Johnson & Johnson is teaming up with Apple for an important telemedicine initiative. How will their innovative approach impact the future of clinical trials?
As healthcare organizations continue to focus on improving the patient experience, many CROs and sponsors are embracing the idea of telemedicine. Johnson & Johnson in particular has taken the lead by announcing a fully virtual clinical trial in collaboration with Apple. This trial, called HEARTLINE, has the objective of detecting atrial fibrillation (AFib) and helping patients manage the condition.
Johnson & Johnson’s announcement comes at a pivotal moment when clinical trials are facing increasing recruitment challenges. Traditional studies often struggle with enrollment — for instance, only about 5% of eligible cancer patients participate in research. Clinical trials also have trouble retaining patients, with dropout rates averaging around 30%. These factors can have serious consequences for CROs and sponsors, including drug development delays and rising costs.
HEARTLINE is attempting to bypass these obstacles by bringing their clinical trial directly to patients. Johnson & Johnson and Apple are part of an important vanguard working to increase trial enrollment and lower costs through the use of telemedicine. This new approach may offer a sustainable solution to recruitment challenges, and help clinical research succeed in an age of patient centricity.
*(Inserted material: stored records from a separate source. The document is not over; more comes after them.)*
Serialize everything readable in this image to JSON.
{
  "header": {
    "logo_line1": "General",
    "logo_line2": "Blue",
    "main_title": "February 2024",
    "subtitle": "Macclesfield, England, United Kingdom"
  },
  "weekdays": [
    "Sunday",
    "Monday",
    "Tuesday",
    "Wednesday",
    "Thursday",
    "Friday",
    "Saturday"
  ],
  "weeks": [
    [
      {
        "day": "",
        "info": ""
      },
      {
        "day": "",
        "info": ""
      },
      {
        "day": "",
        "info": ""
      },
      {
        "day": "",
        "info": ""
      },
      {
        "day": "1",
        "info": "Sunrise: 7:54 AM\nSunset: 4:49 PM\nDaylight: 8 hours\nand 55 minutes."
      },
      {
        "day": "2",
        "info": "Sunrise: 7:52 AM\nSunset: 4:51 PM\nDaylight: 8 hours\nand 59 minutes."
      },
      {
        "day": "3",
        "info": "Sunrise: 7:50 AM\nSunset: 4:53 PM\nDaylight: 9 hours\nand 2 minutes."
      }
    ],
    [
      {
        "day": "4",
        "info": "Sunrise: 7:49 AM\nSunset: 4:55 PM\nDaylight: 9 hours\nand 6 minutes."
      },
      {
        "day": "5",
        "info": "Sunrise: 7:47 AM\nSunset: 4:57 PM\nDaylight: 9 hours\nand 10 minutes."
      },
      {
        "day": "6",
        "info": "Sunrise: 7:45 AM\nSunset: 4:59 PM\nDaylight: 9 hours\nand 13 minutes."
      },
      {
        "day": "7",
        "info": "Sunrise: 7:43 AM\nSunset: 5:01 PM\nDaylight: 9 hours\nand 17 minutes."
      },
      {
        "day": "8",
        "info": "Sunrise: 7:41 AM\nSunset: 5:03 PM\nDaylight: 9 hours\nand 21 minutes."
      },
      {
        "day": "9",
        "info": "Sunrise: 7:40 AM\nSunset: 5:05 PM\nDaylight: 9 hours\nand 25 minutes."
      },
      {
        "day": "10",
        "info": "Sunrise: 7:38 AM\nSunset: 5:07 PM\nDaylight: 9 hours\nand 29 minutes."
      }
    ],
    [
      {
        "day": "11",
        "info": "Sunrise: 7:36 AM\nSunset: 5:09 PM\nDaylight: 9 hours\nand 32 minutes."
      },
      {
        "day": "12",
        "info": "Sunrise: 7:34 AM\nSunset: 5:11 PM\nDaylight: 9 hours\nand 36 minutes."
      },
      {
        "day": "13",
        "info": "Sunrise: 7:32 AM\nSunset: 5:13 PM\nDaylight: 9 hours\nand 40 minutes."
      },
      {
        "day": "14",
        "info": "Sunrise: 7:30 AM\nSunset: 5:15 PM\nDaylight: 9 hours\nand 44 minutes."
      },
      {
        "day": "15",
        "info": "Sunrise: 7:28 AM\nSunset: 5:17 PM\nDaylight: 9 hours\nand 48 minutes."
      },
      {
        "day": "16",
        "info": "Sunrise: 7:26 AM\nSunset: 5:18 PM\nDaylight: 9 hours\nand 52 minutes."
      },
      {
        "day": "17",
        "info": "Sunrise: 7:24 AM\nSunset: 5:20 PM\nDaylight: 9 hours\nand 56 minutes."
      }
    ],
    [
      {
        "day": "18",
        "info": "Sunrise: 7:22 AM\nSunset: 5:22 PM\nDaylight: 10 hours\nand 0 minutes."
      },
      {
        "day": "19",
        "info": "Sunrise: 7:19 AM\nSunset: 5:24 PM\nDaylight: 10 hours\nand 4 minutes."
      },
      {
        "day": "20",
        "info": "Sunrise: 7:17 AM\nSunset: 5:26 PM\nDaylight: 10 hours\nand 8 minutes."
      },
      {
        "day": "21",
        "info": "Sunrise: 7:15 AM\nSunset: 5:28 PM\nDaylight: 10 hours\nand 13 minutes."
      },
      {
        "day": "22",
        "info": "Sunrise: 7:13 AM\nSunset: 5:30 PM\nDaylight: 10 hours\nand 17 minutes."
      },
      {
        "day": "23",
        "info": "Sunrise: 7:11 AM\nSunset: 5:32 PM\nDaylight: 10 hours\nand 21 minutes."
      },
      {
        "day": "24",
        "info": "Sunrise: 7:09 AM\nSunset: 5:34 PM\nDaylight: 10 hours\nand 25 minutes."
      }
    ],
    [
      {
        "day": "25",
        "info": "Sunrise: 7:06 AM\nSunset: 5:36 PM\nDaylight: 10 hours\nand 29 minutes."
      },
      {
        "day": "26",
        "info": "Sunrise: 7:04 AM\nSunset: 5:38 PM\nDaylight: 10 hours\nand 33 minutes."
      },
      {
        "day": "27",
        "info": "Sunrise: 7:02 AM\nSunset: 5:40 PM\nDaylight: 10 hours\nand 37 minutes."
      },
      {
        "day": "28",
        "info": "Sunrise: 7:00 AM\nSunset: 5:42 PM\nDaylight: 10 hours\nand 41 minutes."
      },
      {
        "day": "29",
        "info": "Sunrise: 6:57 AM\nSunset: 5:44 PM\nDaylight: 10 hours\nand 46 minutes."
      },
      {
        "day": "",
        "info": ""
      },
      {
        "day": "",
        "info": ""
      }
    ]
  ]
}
The HEARTLINE Trial
Currently, 33 million people around the world live with AFib. AFib patients often suffer from heart failure and debilitating strokes. In the US alone, this condition causes 130,000 deaths and 750,000 hospitalizations each year.
HEARTLINE intends to study this condition with a pool of 150,000 at-risk Americans ages 65 and older. Virtual trial participants will be randomized to either receive an Apple Watch with a HEARTLINE app, or no watch at all. The watch will monitor patients’ heart rhythms for irregularities, and if the app’s reading suggests the possibility of AFib, patients will receive instructions to visit their physician.
According to John Whang, MD, FACC, Head of Cardiovascular and Metabolism Integrated Evidence at Janssen, and one of the architects of the trial, “We are hopeful events everyone agrees are meaningful (like stroke, heart attack, and death) will be reduced — that is central to JNJ’s mission, and that is also why we are doing this.”
The Future of Telemedicine
As one of the largest initiatives by a major sponsor to conduct a randomized virtual trial, HEARTLINE represents an important milestone in digital health. Johnson & Johnson’s collaboration with Apple is not only an achievement for cardiovascular research, but it may help normalize remote monitoring and wearable devices as well.
Emerging technologies like telemedicine are changing the way that people interact with clinical trials by placing the focus on the patient experience. Virtual studies have the potential to make clinical research more accessible to patients, and thus bring life-saving treatments to market more quickly.
For CROs and sponsors, virtual trials present opportunities to improve efficiency. These initiatives pair well with digital advertising, meaning that trials can reach a diverse audience of potential patients. After clicking on a search or social media ad, for example, patients could be directed to a simple e-screening platform. This streamlined digital process can help trials target people who are already searching for treatment, and then present them with the chance to enroll quickly and efficiently in a relevant study.